The difference between a successful entrepreneur and a failed business is an emotionally invested mentor.
So says entrepreneur Allon Raiz, chief excitement officer at business incubator Raizcorp that assists over 400 businesses in Africa. He was speaking at the Enterprise Development Expo 2014 hosted by Smart Procurement World, in partnership with Absa, at the Cape Town International Convention Centre last month.
The conference, which was the first of its kind in the Western Cape, is aimed at assisting big business and government to tailor their enterprise development programmes to better develop small suppliers. Raiz was addressing attendees of the conference about what enterprise development programmes lacked and what was needed to rectify this.
“Success has nothing to do with a business plan, but with character and ability to fight and fight and fight and because of somebody’s belief in you,” says Raiz.
He based this statement on real-life case studies that both involved his own experiences.
He compares the lives of two individuals who both started off with privileged lives and the started their own businesses. The difference between the one whose business was a success and the failed business was an “emotionally invested mentor”.
He made a second comparison of where he compared the lives of two underprivileged individuals – one took over her family business after her father died and the other started a business after attending a course. The former was successful and the latter is now working in a bakery according to Raiz. The difference, he says, is once again an emotionally invested mentor.
This was something he felt was lacking in enterprise development programmes and stressed that not everyone that has a business idea is an entrepreneur, that mentors with academic experience but no actual experience in running a business were not necessarily the best-suited to coach entrepreneurs and that entrepreneurs required support in all aspects of their life as running a business is not a normal nine to five job.
“Sometimes we focus on the experience in industry and look at academic qualifications and people who have just left university and now mentor entrepreneurs who do not have that experience instead of finding someone who has actual experience in running a business in addition to having the academic qualifications,” says Raiz.
He further listed an example where 31 mentors were asked to work out net profit and only two were able to do so.
He also pointed out by signing up the right kind of people for the enterprise development programmes big business would create jobs for all those people involved in big businesses, that were not necessarily suited to run business.
Another prominent speaker at the event was Shell South Africa’s procurement manager, Annelien Herringer.
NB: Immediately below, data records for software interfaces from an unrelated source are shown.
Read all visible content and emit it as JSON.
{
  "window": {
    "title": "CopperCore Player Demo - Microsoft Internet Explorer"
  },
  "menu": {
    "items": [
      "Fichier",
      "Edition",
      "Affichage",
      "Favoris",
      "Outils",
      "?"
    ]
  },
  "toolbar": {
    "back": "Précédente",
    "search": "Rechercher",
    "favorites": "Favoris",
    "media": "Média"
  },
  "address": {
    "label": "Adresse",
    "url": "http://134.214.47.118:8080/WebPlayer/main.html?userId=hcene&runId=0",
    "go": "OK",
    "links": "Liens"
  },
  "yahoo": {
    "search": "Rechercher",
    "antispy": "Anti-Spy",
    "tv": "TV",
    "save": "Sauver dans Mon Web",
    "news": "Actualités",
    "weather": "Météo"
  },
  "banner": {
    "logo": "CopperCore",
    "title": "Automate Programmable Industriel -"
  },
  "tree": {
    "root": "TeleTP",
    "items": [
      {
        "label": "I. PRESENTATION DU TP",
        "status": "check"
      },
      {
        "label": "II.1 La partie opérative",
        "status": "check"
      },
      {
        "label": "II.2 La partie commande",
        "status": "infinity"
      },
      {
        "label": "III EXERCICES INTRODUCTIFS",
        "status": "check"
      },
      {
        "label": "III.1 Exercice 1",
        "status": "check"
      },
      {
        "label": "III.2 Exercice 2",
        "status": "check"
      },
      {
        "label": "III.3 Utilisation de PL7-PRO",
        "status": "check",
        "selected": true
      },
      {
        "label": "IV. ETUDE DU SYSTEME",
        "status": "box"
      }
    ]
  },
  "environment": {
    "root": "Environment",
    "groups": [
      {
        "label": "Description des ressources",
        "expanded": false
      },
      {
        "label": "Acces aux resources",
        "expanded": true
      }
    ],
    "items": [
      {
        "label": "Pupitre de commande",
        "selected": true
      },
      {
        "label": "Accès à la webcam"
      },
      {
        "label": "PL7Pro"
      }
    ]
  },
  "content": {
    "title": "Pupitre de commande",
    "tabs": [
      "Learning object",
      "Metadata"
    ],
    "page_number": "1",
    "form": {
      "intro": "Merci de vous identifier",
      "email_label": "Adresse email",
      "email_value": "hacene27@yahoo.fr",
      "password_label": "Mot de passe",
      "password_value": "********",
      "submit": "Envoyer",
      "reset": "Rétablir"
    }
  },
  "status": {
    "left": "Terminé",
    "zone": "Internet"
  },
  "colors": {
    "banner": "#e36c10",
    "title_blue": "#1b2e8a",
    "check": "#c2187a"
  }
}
With 24 years of experience in the procurement sector,
Herringer repeatedly stated that the role of procurement managers was changing and that a definite way to ensure progress was for the transformation manager and procurement manager to work together instead of on opposing sides.
“Cost reduction when procuring is becoming less of a factor. The supplier needs to deliver quality.,” says Herringer.
Communication was also unclear between big business and its suppliers and 90% of disputes arose from unclear deliverables according to Herringer.
“ The biggest supplier is also not necessarily the best supplier. Invest in your suppliers, it takes time,” Herringer told her fellow counterparts.
She said that Shell looked at the supplier’s ethics and basic business acumen skills as the supplier’s credibility would be a reflection on the big business.
Other big businesses present at the event included Pioneer Foods, Transnet and various government departments.
The Johannesburg leg of the expo will be held in September 2014 at Gallagher Convention Centre in Midrand.